"I'll give you a little trick," she tells the women. "I buy a whole carton of tomatoes. Pack it up in small bags, and put it in the deep freezer. And that's enough for a whole year for me."
As the women translate for each other into Somali, faces light up.
"Wonderful," Fardousa Yossuf said. "I wish I knew that idea before. So which other vegetable I can put in the freezer?"
Yossuf is a big promoter of health in her community, and one of the women who wanted the university to come to the mosque. She said people in her community need tricks like this if they're going to eat well.
The university's nutrition education programs reach more than 80,000 people each year, most of whom are low income. Only a small percentage of the work is now devoted to hands-on cooking, but that is changing.
In 2011, Cooking Matters reached about 300 people in Minnesota. Organizers hope to serve more than 700 this year. They'll add several metro sites, plus sites in the north central part of the state. Nutrition educators are also increasing cooking preparation and cooking demonstrations as part of Simply Good Eating, which operates statewide in food shelves, community centers, schools and other community gathering spots.

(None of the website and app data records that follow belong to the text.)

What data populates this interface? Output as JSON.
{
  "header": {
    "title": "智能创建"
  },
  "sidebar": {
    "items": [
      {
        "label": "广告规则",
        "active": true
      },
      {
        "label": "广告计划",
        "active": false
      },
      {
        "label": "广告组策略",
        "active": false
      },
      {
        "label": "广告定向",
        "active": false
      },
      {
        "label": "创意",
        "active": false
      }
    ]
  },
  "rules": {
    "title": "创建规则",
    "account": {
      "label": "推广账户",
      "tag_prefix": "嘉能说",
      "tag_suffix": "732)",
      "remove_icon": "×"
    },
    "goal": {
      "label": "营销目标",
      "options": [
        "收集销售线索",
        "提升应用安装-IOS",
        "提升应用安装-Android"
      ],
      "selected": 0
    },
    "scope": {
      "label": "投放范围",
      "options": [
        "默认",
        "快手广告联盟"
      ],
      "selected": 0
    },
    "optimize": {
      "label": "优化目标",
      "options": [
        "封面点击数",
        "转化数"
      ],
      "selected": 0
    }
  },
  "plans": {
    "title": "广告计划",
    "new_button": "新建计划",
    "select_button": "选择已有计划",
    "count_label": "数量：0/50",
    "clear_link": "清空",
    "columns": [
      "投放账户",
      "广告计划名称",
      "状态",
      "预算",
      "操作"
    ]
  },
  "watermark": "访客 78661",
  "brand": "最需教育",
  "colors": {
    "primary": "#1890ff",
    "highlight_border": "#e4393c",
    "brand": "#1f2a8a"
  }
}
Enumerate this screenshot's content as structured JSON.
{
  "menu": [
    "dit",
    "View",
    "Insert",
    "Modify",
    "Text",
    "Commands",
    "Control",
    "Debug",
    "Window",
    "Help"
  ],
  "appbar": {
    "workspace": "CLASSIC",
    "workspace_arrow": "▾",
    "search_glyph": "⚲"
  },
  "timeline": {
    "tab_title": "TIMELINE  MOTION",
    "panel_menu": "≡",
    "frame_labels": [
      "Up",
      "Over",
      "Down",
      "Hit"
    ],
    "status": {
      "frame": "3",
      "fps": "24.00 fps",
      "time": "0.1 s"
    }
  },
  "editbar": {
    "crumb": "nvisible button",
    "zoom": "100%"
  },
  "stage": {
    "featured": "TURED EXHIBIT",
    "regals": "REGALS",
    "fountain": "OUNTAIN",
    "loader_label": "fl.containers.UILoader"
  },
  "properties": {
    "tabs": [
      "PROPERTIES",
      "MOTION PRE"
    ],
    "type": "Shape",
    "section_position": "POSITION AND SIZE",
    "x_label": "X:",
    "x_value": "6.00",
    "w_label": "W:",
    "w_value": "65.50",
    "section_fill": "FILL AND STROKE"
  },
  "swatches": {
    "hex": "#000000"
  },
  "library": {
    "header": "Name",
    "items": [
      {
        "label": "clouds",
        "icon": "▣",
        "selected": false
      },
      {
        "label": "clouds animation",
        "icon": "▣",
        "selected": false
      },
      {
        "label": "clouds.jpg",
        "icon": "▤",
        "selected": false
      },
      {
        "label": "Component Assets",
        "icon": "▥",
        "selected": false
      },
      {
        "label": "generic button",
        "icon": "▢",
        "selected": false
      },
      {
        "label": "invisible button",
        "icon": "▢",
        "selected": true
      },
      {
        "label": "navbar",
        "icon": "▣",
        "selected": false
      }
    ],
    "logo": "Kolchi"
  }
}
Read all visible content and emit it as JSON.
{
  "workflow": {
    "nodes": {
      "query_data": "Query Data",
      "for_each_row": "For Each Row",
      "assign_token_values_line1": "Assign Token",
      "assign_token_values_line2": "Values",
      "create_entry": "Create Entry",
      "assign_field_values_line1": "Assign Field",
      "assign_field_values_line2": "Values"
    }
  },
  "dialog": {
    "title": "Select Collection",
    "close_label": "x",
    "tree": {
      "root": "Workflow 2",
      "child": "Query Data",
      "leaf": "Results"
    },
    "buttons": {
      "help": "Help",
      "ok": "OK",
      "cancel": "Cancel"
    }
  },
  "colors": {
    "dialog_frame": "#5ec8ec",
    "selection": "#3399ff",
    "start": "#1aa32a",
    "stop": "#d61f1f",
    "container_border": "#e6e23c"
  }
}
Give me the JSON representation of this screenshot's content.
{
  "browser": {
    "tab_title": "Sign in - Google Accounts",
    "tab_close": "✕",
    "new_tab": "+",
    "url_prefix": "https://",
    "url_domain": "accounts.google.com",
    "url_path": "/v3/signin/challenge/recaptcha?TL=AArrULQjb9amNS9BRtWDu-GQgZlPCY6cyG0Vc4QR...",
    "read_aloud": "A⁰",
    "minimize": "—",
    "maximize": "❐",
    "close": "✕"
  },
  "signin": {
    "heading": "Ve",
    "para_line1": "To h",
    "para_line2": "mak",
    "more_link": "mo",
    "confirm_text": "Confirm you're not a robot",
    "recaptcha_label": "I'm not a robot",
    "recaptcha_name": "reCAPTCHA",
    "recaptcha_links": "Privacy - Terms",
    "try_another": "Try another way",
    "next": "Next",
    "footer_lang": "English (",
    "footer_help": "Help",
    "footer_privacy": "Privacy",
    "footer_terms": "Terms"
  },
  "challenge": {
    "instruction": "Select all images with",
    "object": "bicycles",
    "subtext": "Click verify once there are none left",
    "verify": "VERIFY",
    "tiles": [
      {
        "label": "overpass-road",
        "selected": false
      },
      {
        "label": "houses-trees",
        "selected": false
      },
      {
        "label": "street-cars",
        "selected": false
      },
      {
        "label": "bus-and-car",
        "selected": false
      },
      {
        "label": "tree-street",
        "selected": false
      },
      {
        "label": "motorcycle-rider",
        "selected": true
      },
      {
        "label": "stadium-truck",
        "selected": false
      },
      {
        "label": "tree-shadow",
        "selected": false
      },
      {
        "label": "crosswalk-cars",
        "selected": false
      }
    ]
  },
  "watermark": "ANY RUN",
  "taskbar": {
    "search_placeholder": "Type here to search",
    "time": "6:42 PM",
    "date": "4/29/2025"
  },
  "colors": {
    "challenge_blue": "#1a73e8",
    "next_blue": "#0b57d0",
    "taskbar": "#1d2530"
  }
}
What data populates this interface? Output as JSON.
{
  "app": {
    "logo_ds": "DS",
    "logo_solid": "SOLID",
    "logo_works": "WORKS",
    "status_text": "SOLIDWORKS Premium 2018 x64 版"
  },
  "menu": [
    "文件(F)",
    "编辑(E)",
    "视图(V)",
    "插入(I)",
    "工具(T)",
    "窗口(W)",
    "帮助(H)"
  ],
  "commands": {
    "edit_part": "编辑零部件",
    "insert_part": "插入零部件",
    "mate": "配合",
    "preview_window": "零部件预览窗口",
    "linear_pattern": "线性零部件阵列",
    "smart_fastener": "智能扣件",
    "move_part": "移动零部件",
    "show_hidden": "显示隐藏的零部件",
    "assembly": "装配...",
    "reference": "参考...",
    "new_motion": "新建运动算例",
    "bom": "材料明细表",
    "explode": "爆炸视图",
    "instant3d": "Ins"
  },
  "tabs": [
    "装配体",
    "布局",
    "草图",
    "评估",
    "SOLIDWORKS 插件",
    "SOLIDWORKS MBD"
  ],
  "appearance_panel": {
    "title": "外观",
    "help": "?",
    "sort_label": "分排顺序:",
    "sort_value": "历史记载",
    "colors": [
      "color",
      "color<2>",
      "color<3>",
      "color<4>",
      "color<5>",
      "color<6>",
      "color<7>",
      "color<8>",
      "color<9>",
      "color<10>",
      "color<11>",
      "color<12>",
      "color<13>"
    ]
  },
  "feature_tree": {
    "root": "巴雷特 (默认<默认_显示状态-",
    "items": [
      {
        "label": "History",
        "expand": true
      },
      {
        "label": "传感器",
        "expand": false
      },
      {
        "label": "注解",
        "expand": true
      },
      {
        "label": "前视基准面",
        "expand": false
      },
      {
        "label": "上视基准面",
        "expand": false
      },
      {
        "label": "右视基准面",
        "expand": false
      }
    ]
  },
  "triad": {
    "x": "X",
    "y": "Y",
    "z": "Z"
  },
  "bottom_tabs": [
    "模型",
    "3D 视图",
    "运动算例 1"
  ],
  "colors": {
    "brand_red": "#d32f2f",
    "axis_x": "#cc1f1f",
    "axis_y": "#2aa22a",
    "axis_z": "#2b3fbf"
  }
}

While that is still a small percentage of low-income Minnesotans, Bittman, of The New York Times, said that's no reason to dismiss the efforts. Teaching more people to cook now will bear fruit down the road.
"Every problem with food right now is going to be solved in two generations," he said. "It's not going to be solved in five years."
It's especially important to teach kids to cook, he said.
Back at Johnson Senior High School, most of the girls say they'll try the stir fry at home. They love the broccoli in it, but very few are sold on the brown rice.
"I feel like this could actually help us put our voice into our family and say, 'Instead of using corn oil, for example, why not use canola oil?'" said April Nunez, 17. "Or have an opinion when we go to the grocery market, and say, 'Why not use this? Not only is it healthier, but it might also be cheaper, and it tastes just as good.' It's just little bits and pieces that make a difference."